The measure of a man
‘What does it mean to be a good man?’’
Tom Matlack has wrestled with that question in his own life, and it’s at the heart of “The Good Men Project: Real Stories From the Front Lines of Modern Manhood,’’ a new anthology of essays he co-edited in which male writers describe the challenges they have faced as fathers, sons, husbands, and workers.
To a certain degree, of course, those roles are inseparable.
“You can’t really talk about fatherhood without talking about what it was like to be a son, or what it’s like to be a husband, and what it’s like to live up to a professional career,’’ notes Matlack, 44, of Brookline. “How do you balance all that, particularly at a time when, at some level, the world is falling apart?’’
By that, he means the recession. Men have accounted for more than 70 percent of the 7 million jobs lost since the recession began in December 2007. For many men, the loss of a job is an existential event that cuts to the core of their being. If you are what you do - which is how many guys see it - then who are you if you no longer do what you once did?
Perhaps it’s just coincidence, but men seem to be under the cultural microscope at the moment, with a focus on the ways they cope, or don’t, with suddenly changing roles.
The new film “The Boys Are Back’’ stars Clive Owen as a sportswriter who becomes a single parent when his wife dies of cancer.

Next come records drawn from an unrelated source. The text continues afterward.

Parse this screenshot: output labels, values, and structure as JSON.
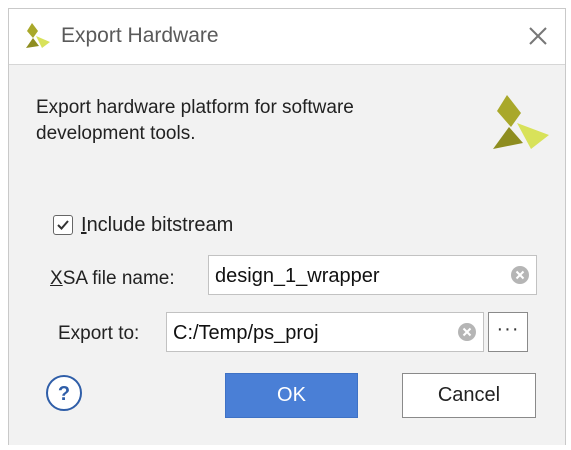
{
  "window": {
    "title": "Export Hardware",
    "title_icon": "xilinx-logo-icon",
    "close_icon": "close-icon"
  },
  "description": "Export hardware platform for software development tools.",
  "brand_icon": "xilinx-logo-icon",
  "include_bitstream": {
    "label_mnemonic": "I",
    "label_rest": "nclude bitstream",
    "checked": true
  },
  "xsa": {
    "label_mnemonic": "X",
    "label_rest": "SA file name:",
    "value": "design_1_wrapper"
  },
  "export_to": {
    "label": "Export to:",
    "value": "C:/Temp/ps_proj",
    "browse_label": "···"
  },
  "buttons": {
    "help": "?",
    "ok": "OK",
    "cancel": "Cancel"
  },
  "colors": {
    "ok_button": "#4a7fd6",
    "logo_dark": "#a9a82a",
    "logo_light": "#d8e25a"
  }
}
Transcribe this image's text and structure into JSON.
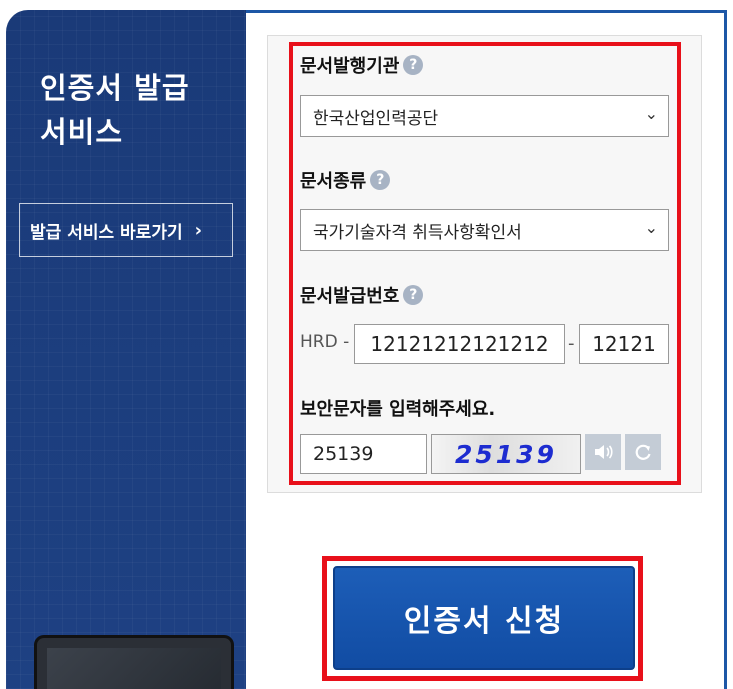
{
  "sidebar": {
    "title_line1": "인증서 발급",
    "title_line2": "서비스",
    "link_label": "발급 서비스 바로가기",
    "link_chevron": "›"
  },
  "form": {
    "issuer_label": "문서발행기관",
    "issuer_value": "한국산업인력공단",
    "doc_type_label": "문서종류",
    "doc_type_value": "국가기술자격 취득사항확인서",
    "doc_number_label": "문서발급번호",
    "doc_number_prefix": "HRD -",
    "doc_number_part1": "12121212121212",
    "doc_number_sep": "-",
    "doc_number_part2": "12121",
    "captcha_label": "보안문자를 입력해주세요.",
    "captcha_input": "25139",
    "captcha_image_text": "25139",
    "help_glyph": "?",
    "select_arrow": "⌄"
  },
  "icons": {
    "audio": "speaker-icon",
    "refresh": "refresh-icon",
    "help": "help-icon",
    "dropdown": "chevron-down-icon"
  },
  "submit_label": "인증서 신청",
  "colors": {
    "sidebar_bg": "#1d3f7c",
    "highlight_red": "#e8101a",
    "button_blue": "#1558b0",
    "captcha_text": "#1d2cd0"
  }
}
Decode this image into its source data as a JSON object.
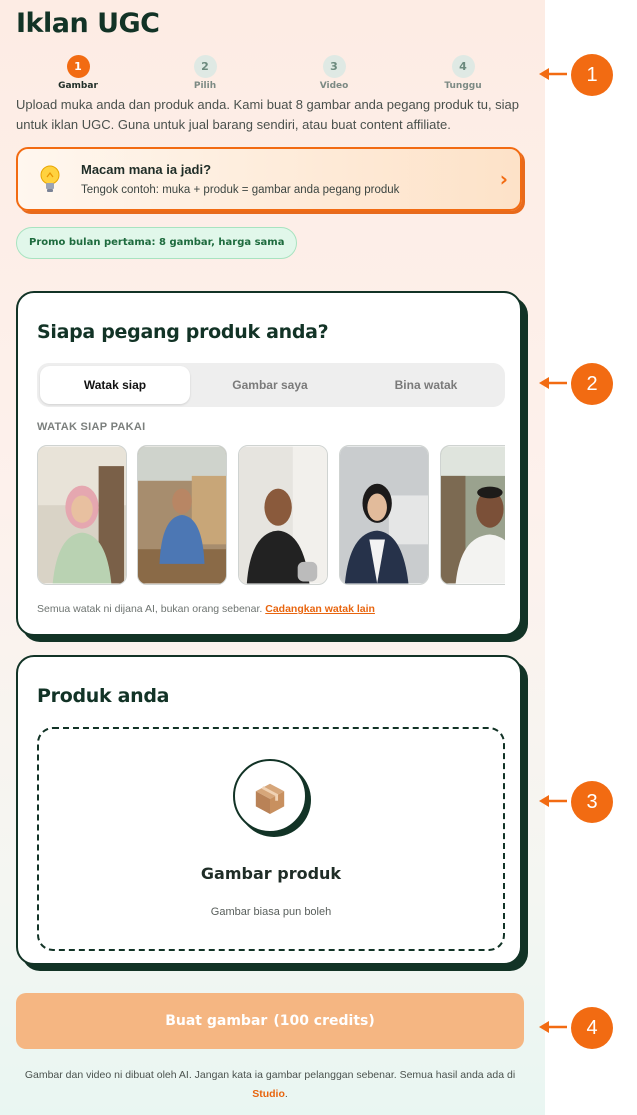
{
  "title": "Iklan UGC",
  "stepper": {
    "steps": [
      {
        "num": "1",
        "label": "Gambar"
      },
      {
        "num": "2",
        "label": "Pilih"
      },
      {
        "num": "3",
        "label": "Video"
      },
      {
        "num": "4",
        "label": "Tunggu"
      }
    ],
    "active_index": 0
  },
  "intro": "Upload muka anda dan produk anda. Kami buat 8 gambar anda pegang produk tu, siap untuk iklan UGC. Guna untuk jual barang sendiri, atau buat content affiliate.",
  "how_card": {
    "title": "Macam mana ia jadi?",
    "subtitle": "Tengok contoh: muka + produk = gambar anda pegang produk",
    "chevron": "›"
  },
  "promo": "Promo bulan pertama: 8 gambar, harga sama",
  "character_card": {
    "title": "Siapa pegang produk anda?",
    "tabs": [
      "Watak siap",
      "Gambar saya",
      "Bina watak"
    ],
    "active_tab": 0,
    "section_label": "WATAK SIAP PAKAI",
    "characters": [
      {
        "name": "woman-hijab-photo"
      },
      {
        "name": "man-workshop-photo"
      },
      {
        "name": "man-selfie-photo"
      },
      {
        "name": "woman-office-photo"
      },
      {
        "name": "man-kitchen-photo"
      }
    ],
    "disclaimer": "Semua watak ni dijana AI, bukan orang sebenar.",
    "suggest_link": "Cadangkan watak lain"
  },
  "product_card": {
    "title": "Produk anda",
    "drop_title": "Gambar produk",
    "drop_sub": "Gambar biasa pun boleh",
    "icon": "package-icon"
  },
  "cta": {
    "label": "Buat gambar",
    "credits": "(100 credits)"
  },
  "footer": {
    "text": "Gambar dan video ni dibuat oleh AI. Jangan kata ia gambar pelanggan sebenar. Semua hasil anda ada di",
    "link": "Studio",
    "end": "."
  },
  "callouts": [
    "1",
    "2",
    "3",
    "4"
  ],
  "colors": {
    "accent": "#f26b12",
    "dark": "#123326",
    "cta_disabled": "#f5b682",
    "promo_bg": "#e1f7ea"
  }
}
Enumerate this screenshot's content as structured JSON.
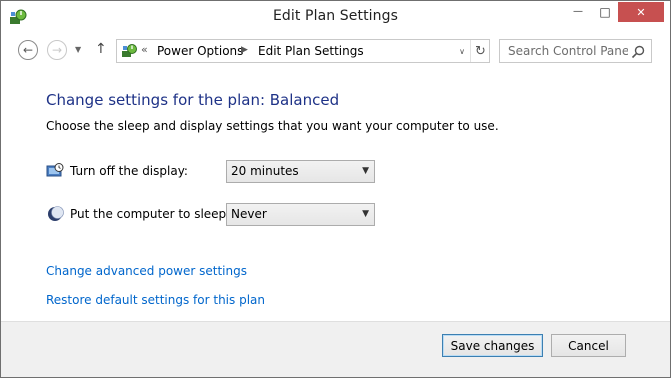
{
  "window": {
    "title": "Edit Plan Settings",
    "app_icon": "power-options-icon",
    "caption": {
      "minimize": "—",
      "maximize": "□",
      "close": "✕"
    }
  },
  "nav": {
    "back_glyph": "←",
    "forward_glyph": "→",
    "recent_glyph": "▼",
    "up_glyph": "↑",
    "address": {
      "prefix": "«",
      "crumbs": [
        "Power Options",
        "Edit Plan Settings"
      ],
      "crumb_separator": "▶",
      "dropdown_glyph": "∨",
      "refresh_glyph": "↻"
    },
    "search": {
      "placeholder": "Search Control Panel",
      "value": ""
    }
  },
  "main": {
    "heading": "Change settings for the plan: Balanced",
    "description": "Choose the sleep and display settings that you want your computer to use.",
    "settings": [
      {
        "icon": "display-timer-icon",
        "label": "Turn off the display:",
        "value": "20 minutes"
      },
      {
        "icon": "sleep-moon-icon",
        "label": "Put the computer to sleep:",
        "value": "Never"
      }
    ],
    "select_arrow": "▼",
    "links": [
      "Change advanced power settings",
      "Restore default settings for this plan"
    ]
  },
  "footer": {
    "save_label": "Save changes",
    "cancel_label": "Cancel"
  },
  "colors": {
    "heading": "#1e3287",
    "link": "#0066cc",
    "close_button": "#c75050",
    "footer_bg": "#f0f0f0"
  }
}
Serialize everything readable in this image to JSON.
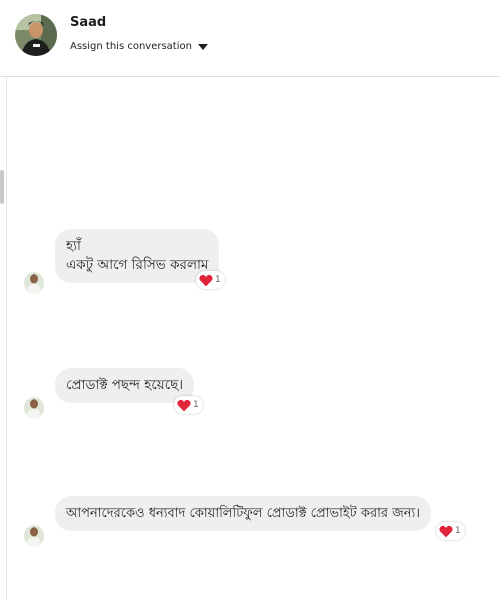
{
  "header": {
    "contact_name": "Saad",
    "assign_label": "Assign this conversation"
  },
  "messages": [
    {
      "lines": [
        "হ্যাঁ",
        "একটু আগে রিসিভ করলাম"
      ],
      "reaction": {
        "icon": "heart-icon",
        "count": "1"
      }
    },
    {
      "lines": [
        "প্রোডাক্ট পছন্দ হয়েছে।"
      ],
      "reaction": {
        "icon": "heart-icon",
        "count": "1"
      }
    },
    {
      "lines": [
        "আপনাদেরকেও ধন্যবাদ কোয়ালিটিফুল প্রোডাক্ট প্রোভাইট করার জন্য।"
      ],
      "reaction": {
        "icon": "heart-icon",
        "count": "1"
      }
    }
  ],
  "colors": {
    "bubble": "#efefef",
    "heart": "#e0243a",
    "divider": "#dddfe2"
  }
}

This week saw the premiere of “Hank,’’ a sitcom starring Kelsey Grammer as a Wall Street executive who gets downsized and tries for the first time to really do his other job: being a father.
President Obama is being closely watched not just for how he handles that whole Leader of the Free World thing, but also for how he performs as a father of two young girls and as a husband in a marriage that appears to be an equal partnership. “Mad Men,’’ which recently won its second consecutive Emmy for best drama series, gives us a weekly glimpse of men (circa 1963) behaving badly - as husbands, as fathers, as bosses - while social change is beginning to rumble beneath them.
Into that context comes “The Good Men Project.’’ (All proceeds from the book, and from an accompanying DVD documentary, will go to a nonprofit foundation to help at-risk men and boys.) The project grew out of conversations a year ago between Matlack and James Houghton, his former business partner. They concluded it might be illuminating to find men willing to write about both the big turning points in their lives as well as how they navigate the day-to-day pressures of marriage, parenthood, and careers.
“In general, guys have not been socialized to tell their stories,’’ Matlack says. “There’s so much out there in terms of how women tell their stories - their emotional vocabulary, if you will. Part of what we’re trying to do is say that as a guy you don’t have to tell your story like you would on ‘Oprah.’ There’s a way to do it that’s true to who we are. As men, it comes down to telling the truth about moments in our lives that were turning points.’’
Matlack had one himself in September 1996. His wife kicked him out of the house just a few days after it was announced that the Providence Journal Co. was being sold to the A.H.
“I was focused on my work and living to excess in any number of ways,’’ he admits. “There weren’t a lot of people in my life who were particularly proud of me.’’
He spent that Christmas apart from his 9-month-old son and 2-year-old daughter, and the marriage ultimately ended in divorce. Today he is remarried, with a 4-year-old son, and he measures success differently than he once did. In that reappraisal, he thinks he has plenty of company.
“Many men are looking in the mirror, saying, ‘This is crazy. I can’t do this,’ ’’ Matlack says. “My sense is that men are emphasizing relationships more than work: the joy of fatherhood, the desire to be in a marriage that works, that has more intimacy, that’s not just a passing, superficial thing.’’
Granted, he adds, “Women have been talking about that forever.’’
Don Aucoin can be reached at firstname.lastname@example.org.